Ukrainian president Leonid Kuchma has ordered the government to draft by August 15 a plan to create an anti-terrorism center, and to submit by October 1 a comprehensive program for combating terrorism, organized crime, corruption among state officials, and the shadow economy. The program also envisages measures to check separatism in Crimea and eastern Ukraine. Kuchma’s instructions to the government follow last week’s National Security Council resolution on strengthening law and order and defending the Ukrainian Constitution and the state in the wake of the July 16 bomb attack on Prime Minister Pavlo Lazarenko.
In the same decree, the president dismissed the Donetsk region’s head of administration, Volodymyr Shcherban, and a host of law enforcement and mine industry managers, at least some of whom had condoned the coal workers’ strike and also had pressed Kiev for inflationary subsidies to unprofitable mines. Shcherban is also reported to entertain presidential aspirations as a possible rallying point for antireformist forces in eastern Ukraine. (Interfax-Ukraine, July 19 through 21)
The government’s response to the challenge seems to be paying off in eastern Ukraine’s Donetsk and Luhansk regions, where the coal workers’ strike is petering out since the government moved to settle it and to prosecute instigators of highway and railroad blockades. The government also seems to have intimidated the radical nationalist Ukrainian Nationalist Assembly, which proclaimed allegiance to the constitution and announced that it was turning its paramilitary arm, the Ukrainian Self-Defense Organization, into a civilian body.

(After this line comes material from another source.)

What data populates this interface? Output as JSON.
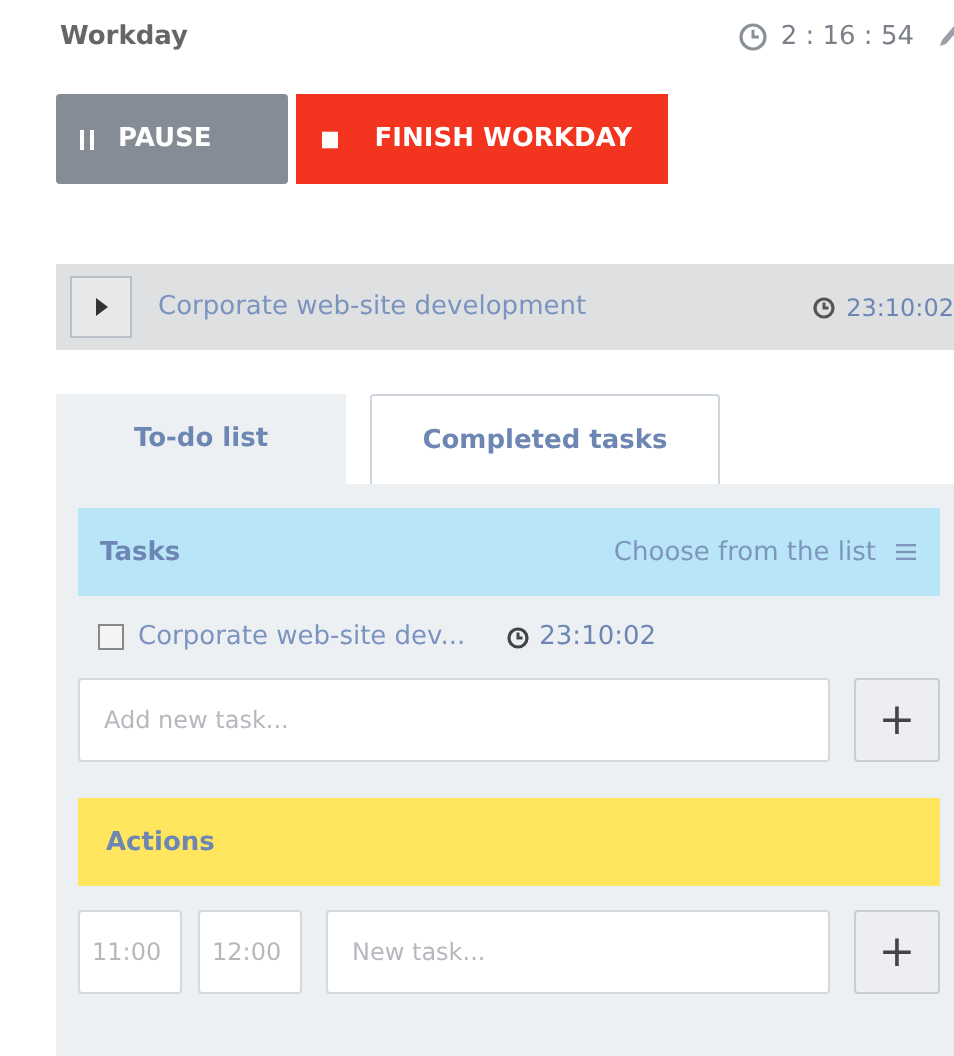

Russian Peacekeeping in Abkhazia Expires as Georgia Sets Conditions for Renewal.